"And retweeting that message, which endorsed a candidate in a congressional election, constituted political activity under the Hatch Act."

The OSC ruling came in response to a complaint filed by CREW in June, shortly after the former South Carolina governor retweeted the president's endorsement.
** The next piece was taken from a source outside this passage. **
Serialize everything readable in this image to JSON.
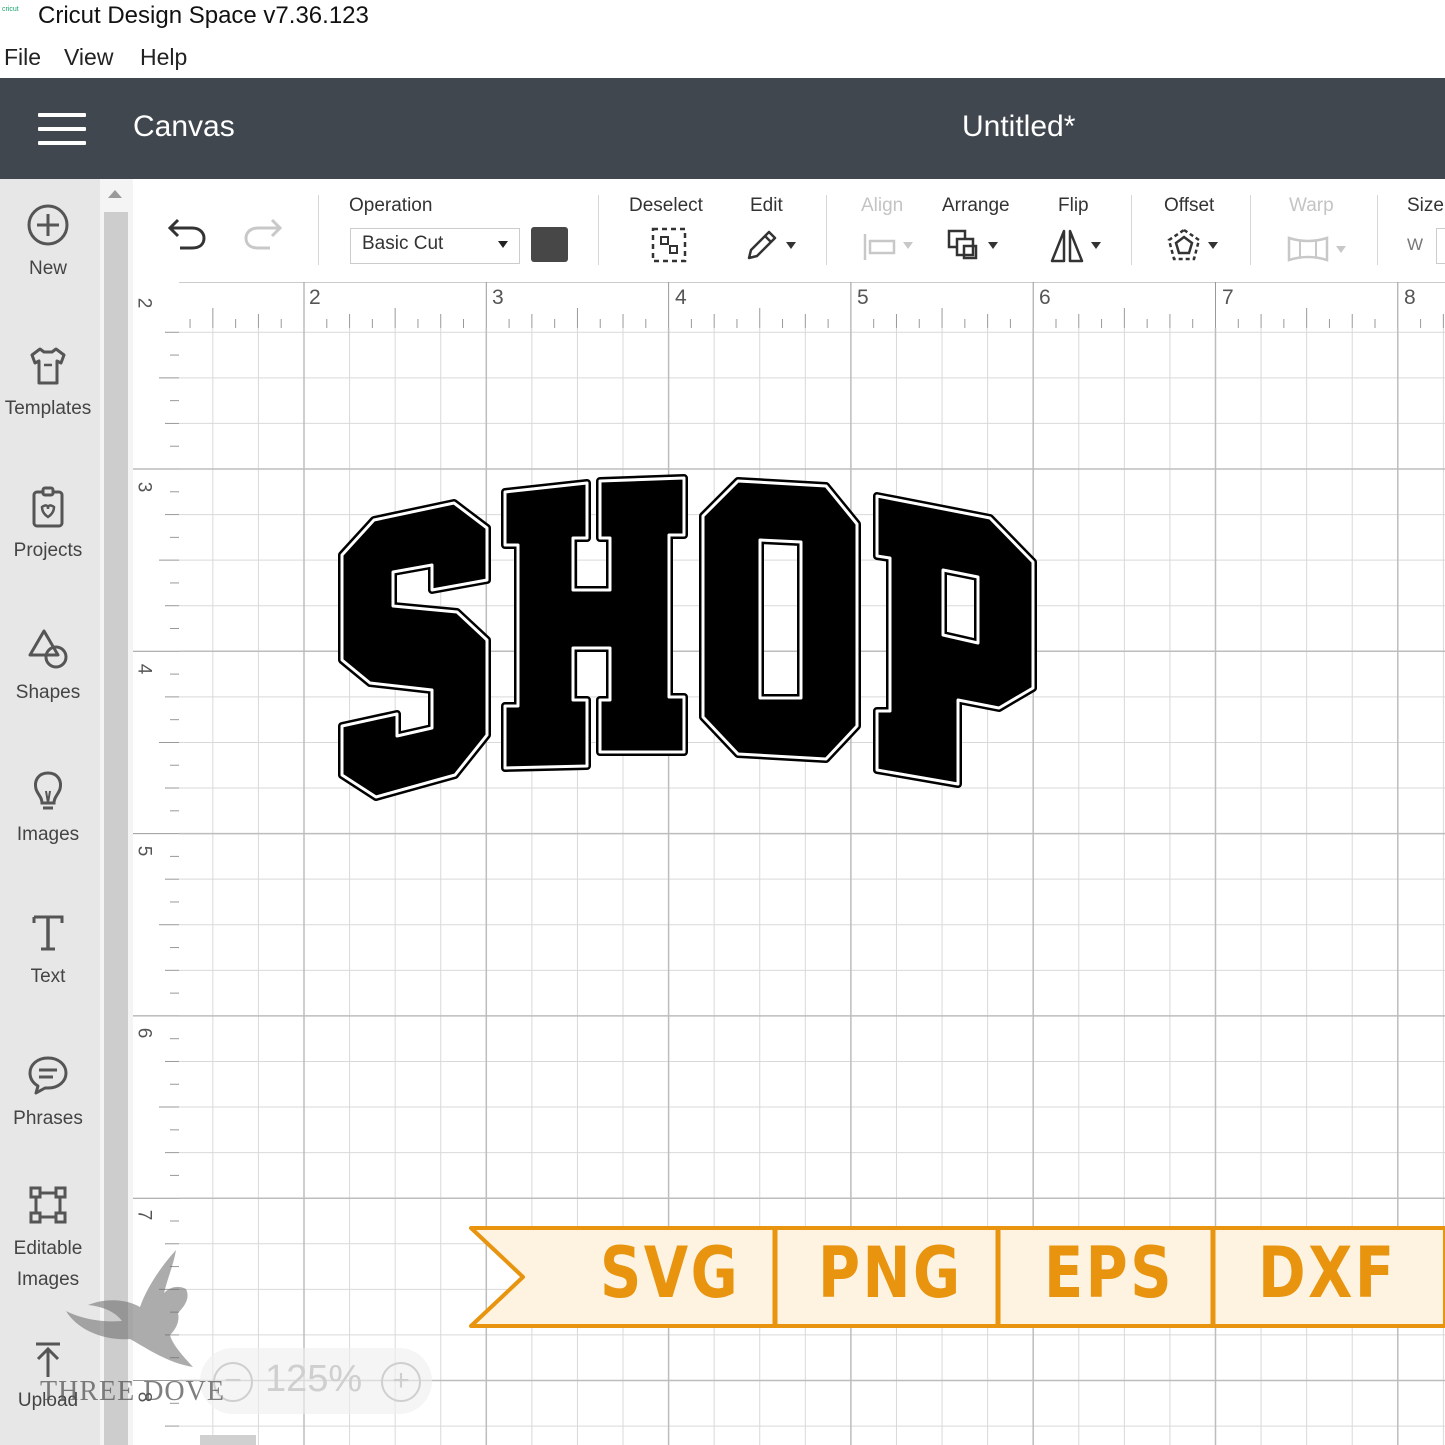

Hamrick said the agency has issued Haley a warning letter.

Haley isn't the first Trump administration official to be found responsible for violating the Hatch Act.

Dan Scavino, the White House social media director, was also found in violation of the law in June after CREW filed a complaint with the OSC regarding an April 1 tweet from Scavino that encouraged potential GOP challengers to oust Rep. Justin AmashJustin AmashHouse Judiciary advances warrantless wiretapping reform bill The Hill's Whip List: Where Republicans stand on tax-reform bill Ryan sets record for closing down debate in House: report MORE (R-Mich.) in an upcoming primary.

Scavino was similarly given a warning letter and told that additional actions could be taken if he violated the law again.